Based out of Canada’s capital city, Andy Akangah transforms rappers like The Weeknd and Drake into art ripped from a comic strip. With his brand AKARTS, he turns those pieces into product drops featuring tees, hoodies, bottoms and other accessories.
His work’s so impressive it caught the eye of Timothée Chalamet, who wore the AKARTS Frank Ocean tee, causing sellouts and counterfeits, had The Weeknd share his After Hours art on his Instagram, and Rick Ross share his artistic take on the rapper with Drake on Hot Ones.
With AKARTS set to drop more products soon, we caught up with the artist to talk streetwear in Ottawa, dream collaborations, and making rappers the hero of the story.
What’s the streetwear scene like in Ottawa at the moment?
It’s emerging and taking big strides. I had a few pieces in the streetwear store NRML. I applied to work there and the owner was doing the interview.
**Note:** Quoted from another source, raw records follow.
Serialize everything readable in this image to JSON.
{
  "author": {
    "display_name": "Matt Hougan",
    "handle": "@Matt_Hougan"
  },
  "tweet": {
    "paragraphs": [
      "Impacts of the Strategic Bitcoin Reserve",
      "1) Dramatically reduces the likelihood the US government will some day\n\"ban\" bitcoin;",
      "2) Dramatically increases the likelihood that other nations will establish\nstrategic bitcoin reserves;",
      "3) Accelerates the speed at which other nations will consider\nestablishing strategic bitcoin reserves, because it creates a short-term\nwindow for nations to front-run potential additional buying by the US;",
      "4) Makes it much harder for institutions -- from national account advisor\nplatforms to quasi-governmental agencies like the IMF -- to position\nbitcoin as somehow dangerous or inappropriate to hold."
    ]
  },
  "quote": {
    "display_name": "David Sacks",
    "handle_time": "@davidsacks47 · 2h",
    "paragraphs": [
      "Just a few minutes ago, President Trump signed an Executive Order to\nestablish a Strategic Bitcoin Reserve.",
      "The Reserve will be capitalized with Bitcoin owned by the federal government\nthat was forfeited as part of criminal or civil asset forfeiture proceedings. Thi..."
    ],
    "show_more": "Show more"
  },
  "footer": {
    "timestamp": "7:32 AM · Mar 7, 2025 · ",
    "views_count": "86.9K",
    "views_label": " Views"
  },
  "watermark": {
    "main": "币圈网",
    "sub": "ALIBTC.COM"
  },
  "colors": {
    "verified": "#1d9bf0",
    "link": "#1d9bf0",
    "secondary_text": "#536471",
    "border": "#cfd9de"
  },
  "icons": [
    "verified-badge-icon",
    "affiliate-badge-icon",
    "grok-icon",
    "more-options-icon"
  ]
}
I brought my portfolio and he said we should feature my work in the store. I emailed him later and asked if he was serious about it. He said yes so we had two pop-ups in 2019 that went really well.
It was beautiful to see people line up and come in. I was there the whole day and things sold. But I would say the scene there is important, with NRML at the forefront and more places emerging. I can’t wait to see what comes next, and be part of it.
“Whenever an album drops, I listen to it and try to imagine what would this album look like if you could capture it and turn it into a comic book or manga cover. I try to make the rapper the hero of the story because they are.”
Your brand is a combination of your love for music and graphic novels. What is it about graphic novels that captured your imagination?
I was maybe 10, watching Dragon Ball Z, trying to stay up late without getting caught. I was so amazed by the emotion, the characters and everything about it. I got into manga and comic books, looking at different art styles, colours, brush strokes. It’s fascinating.
In middle school, I got a computer with Photoshop. That was another love of mine, and I was amazed by what it could do. Fast forward to 2015, I got a tablet where I could draw on my computer. I started drawing and realized I was making musicians the hero.
The more you look at art, the more you see the finer details. How the strokes become smaller for different motions, and you learn how to use colour in terms of contrast. It’s a whole other world.
And music obviously plays a big part as well.
My work is dependent on artists making new music. Whenever an album drops, I listen to it and try to imagine what would this album look like if you could capture it and turn it into a comic book or manga cover. I try to make the rapper the hero of the story because they are. I love working with The Weeknd, Drake, and I love it when artists have alter egos they create.
I also work from music videos the artist has put out from the album or the album cover itself so it doesn’t feel separate. It has to be cohesive, and an interpretation of it as a manga cover.
How does your process work for these pieces?
It starts with a lot of research. I want my work to evoke something that feels familiar yet foreign. I want to put my twist on it. When I find something I can work from I do mock ups and a collage to see if the ideas work together. Then I draw it, colour it, and those steps come with the music. I normally do my work at night, when I feel like I’m the only one awake.
What do you currently have on offer at AKARTS?
I started selling canvas prints around 2016. That went well so I decided to branch out to clothing. My graphic tees were from earlier works I’d done but reimagined for t-shirts. I called it Pilot. It went well so since then I’ve been creating essentials.
As of last year, I wanted to go harder so I reached out to suppliers and created sweatpant designs, tote bags, jackets, and I had a summer drop with more accessories. Some of the pieces have been out for a while but it’s interesting to reimagine and adapt them in different ways.
You’ve had your work recognized by some impressive people. Timothée Chalamet wore one of your T-shirts recently.
That was surreal. My friends were answering people in the comments asking where the shirt was from. We all woke up early because other people in different time zones were asking, so we wanted to catch them. It really brought a lot of positive growth to the brand.
With The Weeknd, everything I was doing at that moment was purposeful. I created an animation and had pieces backed up because I really wanted him to see it. I love the visual and whole concept of After Hours. So I posted it, tagged his fan pages and the Internet worked its magic and he shared it.
Is there anyone you’re looking to catch the attention of next?
Drake, for sure. I created an animation for Certified Lover Boy in January and still have it sat on my hard drive. If I never know what to listen to, I listen to Drake. Travis Scott too.
What have you got lined up we can look forward to?
I’m currently working on my spring/summer collection. For the holidays, I’m planning a series of weekly giveaways in which I’ll be giving away one-of-one canvas prints, so keep an eye out for that. I was also recently invited to have my work displayed at an upcoming RAW Artists showcase here in Ottawa. Their events feature and promote the work of local artists from a variety of fields, highlighting what makes Ottawa art so special. I’m super honoured to have been invited!